Microplastics Have Invaded the Arctic—and Climate Change Could Make It Worse

The Polarstern icebreaker, which scientists used to monitor plastic in the Arctic.
The Polarstern icebreaker, which scientists used to monitor plastic in the Arctic.
Photo: S. Arndt

Climate change and a never ending stream of plastics are two of humanity’s worst legacies that will reshape the planet for eons. Now, they’re getting to work in tandem in the remote stretches of the Arctic.


New findings published in Nature Communications shed light on how ocean currents are steering more and more plastic into a region that for centuries was largely free of humans. Much of it is microplastic, tiny pieces of plastic less than 5 millimeters long that can impact marine life.

Coupled with other research done in recent years, the study’s authors wrote that “polar waters can no longer be considered free of plastic litter.” And with climate change causing an uptick in shipping, the Arctic plastic pollution problem is likely to only get worse.

Plastic in our ocean is, sadly, nothing new. The Great Pacific Garbage Patch, a plastic-filled soup roughly twice the size of Texas, has garnered a huge amount of attention. We’ve also recently learned microplastic is working its way up the marine food chain. There’s even a term for the all-new plastic ecosystem we’re creating: “the plastisphere.”

Oh, and there’s probably plastic in your beer.

But because the Arctic is such a challenging environment to track, there’s been relatively little research on what’s happening with plastic there. The new study gathered sea ice samples near Greenland in 2014 and 2015 that the researchers then analyzed in a lab, comparing them to previously gathered cores from there and elsewhere in the Arctic. They also looked at satellite images to get a sense of how that ice traveled across the Arctic, a clue which helped unlock where the plastic came from.

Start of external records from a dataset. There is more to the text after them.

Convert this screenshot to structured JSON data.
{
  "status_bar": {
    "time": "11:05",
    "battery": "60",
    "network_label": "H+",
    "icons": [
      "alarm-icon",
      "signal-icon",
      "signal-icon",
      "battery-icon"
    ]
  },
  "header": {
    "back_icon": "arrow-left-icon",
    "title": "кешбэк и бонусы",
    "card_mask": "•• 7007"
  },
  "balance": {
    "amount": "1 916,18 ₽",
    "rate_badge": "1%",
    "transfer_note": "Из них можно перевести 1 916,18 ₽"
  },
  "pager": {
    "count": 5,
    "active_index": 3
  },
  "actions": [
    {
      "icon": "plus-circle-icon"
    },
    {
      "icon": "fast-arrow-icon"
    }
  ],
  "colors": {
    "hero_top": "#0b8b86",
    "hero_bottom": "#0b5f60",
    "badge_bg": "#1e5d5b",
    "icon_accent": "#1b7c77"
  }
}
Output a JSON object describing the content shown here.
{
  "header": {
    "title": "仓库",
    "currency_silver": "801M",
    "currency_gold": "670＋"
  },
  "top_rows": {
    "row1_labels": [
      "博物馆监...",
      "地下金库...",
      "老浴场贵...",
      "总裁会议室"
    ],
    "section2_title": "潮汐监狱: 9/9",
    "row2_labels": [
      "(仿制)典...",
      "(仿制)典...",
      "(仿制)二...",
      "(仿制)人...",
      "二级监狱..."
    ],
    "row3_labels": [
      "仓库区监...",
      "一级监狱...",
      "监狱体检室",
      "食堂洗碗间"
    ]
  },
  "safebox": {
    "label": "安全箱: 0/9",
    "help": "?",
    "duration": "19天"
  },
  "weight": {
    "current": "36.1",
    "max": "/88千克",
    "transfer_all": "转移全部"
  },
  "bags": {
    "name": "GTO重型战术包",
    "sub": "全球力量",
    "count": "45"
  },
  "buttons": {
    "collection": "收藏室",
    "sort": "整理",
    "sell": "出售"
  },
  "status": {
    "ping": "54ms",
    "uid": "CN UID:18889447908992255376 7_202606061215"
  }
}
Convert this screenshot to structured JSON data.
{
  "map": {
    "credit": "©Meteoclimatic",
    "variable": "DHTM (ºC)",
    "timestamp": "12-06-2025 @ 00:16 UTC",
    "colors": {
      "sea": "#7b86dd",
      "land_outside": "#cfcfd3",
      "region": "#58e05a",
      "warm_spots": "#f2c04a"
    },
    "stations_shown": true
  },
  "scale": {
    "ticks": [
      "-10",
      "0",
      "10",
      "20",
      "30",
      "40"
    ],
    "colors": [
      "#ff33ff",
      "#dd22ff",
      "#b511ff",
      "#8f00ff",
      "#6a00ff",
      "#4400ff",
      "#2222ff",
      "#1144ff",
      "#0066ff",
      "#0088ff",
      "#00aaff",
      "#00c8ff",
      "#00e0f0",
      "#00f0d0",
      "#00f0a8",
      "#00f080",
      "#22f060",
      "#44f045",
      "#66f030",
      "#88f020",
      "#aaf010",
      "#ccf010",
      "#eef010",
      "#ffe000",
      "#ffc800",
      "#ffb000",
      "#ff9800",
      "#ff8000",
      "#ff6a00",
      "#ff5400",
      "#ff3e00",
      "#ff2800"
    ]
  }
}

The result show an astounding amount of plastic in the icepack, and by extension, the surrounding ocean waters. Up to 12,000 pieces of plastic were present in just a liter of water. Two-thirds of that came in the smallest detectable size of 11 micrometers, thinner than a human hair.

An ice core being analyzed for plastic.
An ice core being analyzed for plastic.
Photo: T. Vankann

“They could easily be ingested by arctic microorganisms like ciliates, but also by copepods,” Ilka Peeken, a biologist at the Alfred Wegener Institute who led the study, said in a statement. “No one can say for certain how harmful these tiny plastic particles are for marine life, or ultimately also for human beings.”

Overall, Peeken and the research team found 17 types of plastic in the Arctic, including stuff used to make packaging material, cigarette filters, paint, and fishing nets. Their satellite analysis revealed the Fram Strait, just to the east of Greenland, is a major gateway for plastic coming from Europe and North America. The Bering Strait is also letting plastic in from the Pacific. Large portions of the Pacific-side plastic consisted of lightweight polyethylene used in packing material. This stuff can travel long distances, suggesting that it came from none other than the Great Pacific Garbage Patch.


“This is evidence we are dealing with a truly global contaminant,” Chelsea Rochman, a microplastic researcher at the University of Toronto, told Earther in an email.

The paint and fishing nets plastic tell a different story—one of localized plastic pollution from increased shipping, which is being driven by the rapid Arctic meltdown.


With climate change expected to further melt Arctic sea ice, ship traffic is likely to increase as countries vie for newly-exposed resources, and as tourism ramps up. Unless better regulations are put in place, plastic pollution will become more common.


Having this study as a kind of baseline can help track how much worse things will get, and help governments set policy to reduce plastic at the source. But like climate change, it’s going to take everyone doing their part.

“We wrote an opinion piece in PNAS not too long ago about the need for international policy,” Rochman said. “It’s results like these that lead us to that conclusion. Microplastics don’t observe borders, so why should the policy?”


Managing editor at Earther, writing about climate change, environmental justice, and, occasionally, my cat.


Dense non aqueous phase liquid

There’s Texas size ethane crackers and ethylene plants being built in Texas and Appalachia. This being a result of “Clean Burning Natural Gas” as promoted by Third Way environmental groups. More cheap plastics to the antarctic for scientists to study why there’s plastic shit all over the place. Here’s just the new ethylene plants under construction:

Here’s a Texas size plastic precursors plant almost finished in Freeport. For scale of the photo below, just image how big Texas is and then consider the plant below is big like Texas.

And BTW, China don’t want your recycled plastic anymore. Pennsylvania doesn’t either (New Yorkers). Nobody wants it. Maybe somebody wants it, I don’t know. Maybe we could build a giant landfill near the south pole. Nobody lives there anyway so fuck it. At least there won’t be any seagulls picking up diseases to spread to humans like they do in landfills near people.

Put it this way, we’re closed loop if the entire earth is defined as the system. It’s not like we’re blasting plastics into space (or the surroundings).